* [ABOUT THIS EXERCISE]: All lines from the one with "Output a JSON" through the last are to be given again exactly as they stand in the data below, and only those.

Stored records
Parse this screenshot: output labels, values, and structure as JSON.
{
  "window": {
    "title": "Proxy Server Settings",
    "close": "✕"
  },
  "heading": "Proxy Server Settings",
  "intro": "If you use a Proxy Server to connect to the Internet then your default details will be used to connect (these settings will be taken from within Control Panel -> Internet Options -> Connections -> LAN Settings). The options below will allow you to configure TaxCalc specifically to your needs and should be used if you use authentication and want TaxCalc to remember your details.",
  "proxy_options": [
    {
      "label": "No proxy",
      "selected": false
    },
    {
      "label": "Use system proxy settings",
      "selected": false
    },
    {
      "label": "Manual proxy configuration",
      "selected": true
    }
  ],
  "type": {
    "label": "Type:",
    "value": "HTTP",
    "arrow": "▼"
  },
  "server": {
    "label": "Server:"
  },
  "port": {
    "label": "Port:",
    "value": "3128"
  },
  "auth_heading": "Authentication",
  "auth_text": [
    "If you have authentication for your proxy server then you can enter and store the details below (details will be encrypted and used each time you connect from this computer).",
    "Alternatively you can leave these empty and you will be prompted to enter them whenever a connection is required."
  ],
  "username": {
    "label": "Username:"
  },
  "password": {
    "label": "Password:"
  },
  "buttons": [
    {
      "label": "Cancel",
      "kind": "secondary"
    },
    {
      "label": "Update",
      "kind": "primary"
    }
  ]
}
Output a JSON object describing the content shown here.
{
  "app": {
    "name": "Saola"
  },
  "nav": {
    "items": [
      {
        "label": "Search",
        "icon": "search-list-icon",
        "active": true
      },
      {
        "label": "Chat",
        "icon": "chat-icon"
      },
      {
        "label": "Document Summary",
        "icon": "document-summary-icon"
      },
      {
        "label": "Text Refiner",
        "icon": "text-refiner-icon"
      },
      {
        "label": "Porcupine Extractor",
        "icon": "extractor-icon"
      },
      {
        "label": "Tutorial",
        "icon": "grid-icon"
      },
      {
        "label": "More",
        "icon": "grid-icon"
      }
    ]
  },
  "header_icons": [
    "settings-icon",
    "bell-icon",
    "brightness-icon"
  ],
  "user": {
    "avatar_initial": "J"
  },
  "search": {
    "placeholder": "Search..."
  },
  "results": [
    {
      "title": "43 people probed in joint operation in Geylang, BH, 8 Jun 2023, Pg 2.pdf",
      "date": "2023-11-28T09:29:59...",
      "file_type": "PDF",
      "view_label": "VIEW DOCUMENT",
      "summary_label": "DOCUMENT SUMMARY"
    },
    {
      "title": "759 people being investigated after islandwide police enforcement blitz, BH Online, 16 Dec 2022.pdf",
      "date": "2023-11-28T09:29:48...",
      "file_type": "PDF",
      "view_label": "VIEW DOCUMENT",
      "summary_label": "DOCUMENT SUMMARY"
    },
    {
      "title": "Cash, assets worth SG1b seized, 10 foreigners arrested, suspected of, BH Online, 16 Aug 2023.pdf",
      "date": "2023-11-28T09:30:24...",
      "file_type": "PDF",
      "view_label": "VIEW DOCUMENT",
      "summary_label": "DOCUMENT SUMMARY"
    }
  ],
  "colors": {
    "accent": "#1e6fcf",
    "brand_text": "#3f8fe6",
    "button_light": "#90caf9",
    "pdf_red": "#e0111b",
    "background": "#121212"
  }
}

* [REPLY TO THE TASK]:
Output a JSON object describing the content shown here.
{
  "app": {
    "name": "Saola"
  },
  "nav": {
    "items": [
      {
        "label": "Search",
        "icon": "search-list-icon",
        "active": true
      },
      {
        "label": "Chat",
        "icon": "chat-icon"
      },
      {
        "label": "Document Summary",
        "icon": "document-summary-icon"
      },
      {
        "label": "Text Refiner",
        "icon": "text-refiner-icon"
      },
      {
        "label": "Porcupine Extractor",
        "icon": "extractor-icon"
      },
      {
        "label": "Tutorial",
        "icon": "grid-icon"
      },
      {
        "label": "More",
        "icon": "grid-icon"
      }
    ]
  },
  "header_icons": [
    "settings-icon",
    "bell-icon",
    "brightness-icon"
  ],
  "user": {
    "avatar_initial": "J"
  },
  "search": {
    "placeholder": "Search..."
  },
  "results": [
    {
      "title": "43 people probed in joint operation in Geylang, BH, 8 Jun 2023, Pg 2.pdf",
      "date": "2023-11-28T09:29:59...",
      "file_type": "PDF",
      "view_label": "VIEW DOCUMENT",
      "summary_label": "DOCUMENT SUMMARY"
    },
    {
      "title": "759 people being investigated after islandwide police enforcement blitz, BH Online, 16 Dec 2022.pdf",
      "date": "2023-11-28T09:29:48...",
      "file_type": "PDF",
      "view_label": "VIEW DOCUMENT",
      "summary_label": "DOCUMENT SUMMARY"
    },
    {
      "title": "Cash, assets worth SG1b seized, 10 foreigners arrested, suspected of, BH Online, 16 Aug 2023.pdf",
      "date": "2023-11-28T09:30:24...",
      "file_type": "PDF",
      "view_label": "VIEW DOCUMENT",
      "summary_label": "DOCUMENT SUMMARY"
    }
  ],
  "colors": {
    "accent": "#1e6fcf",
    "brand_text": "#3f8fe6",
    "button_light": "#90caf9",
    "pdf_red": "#e0111b",
    "background": "#121212"
  }
}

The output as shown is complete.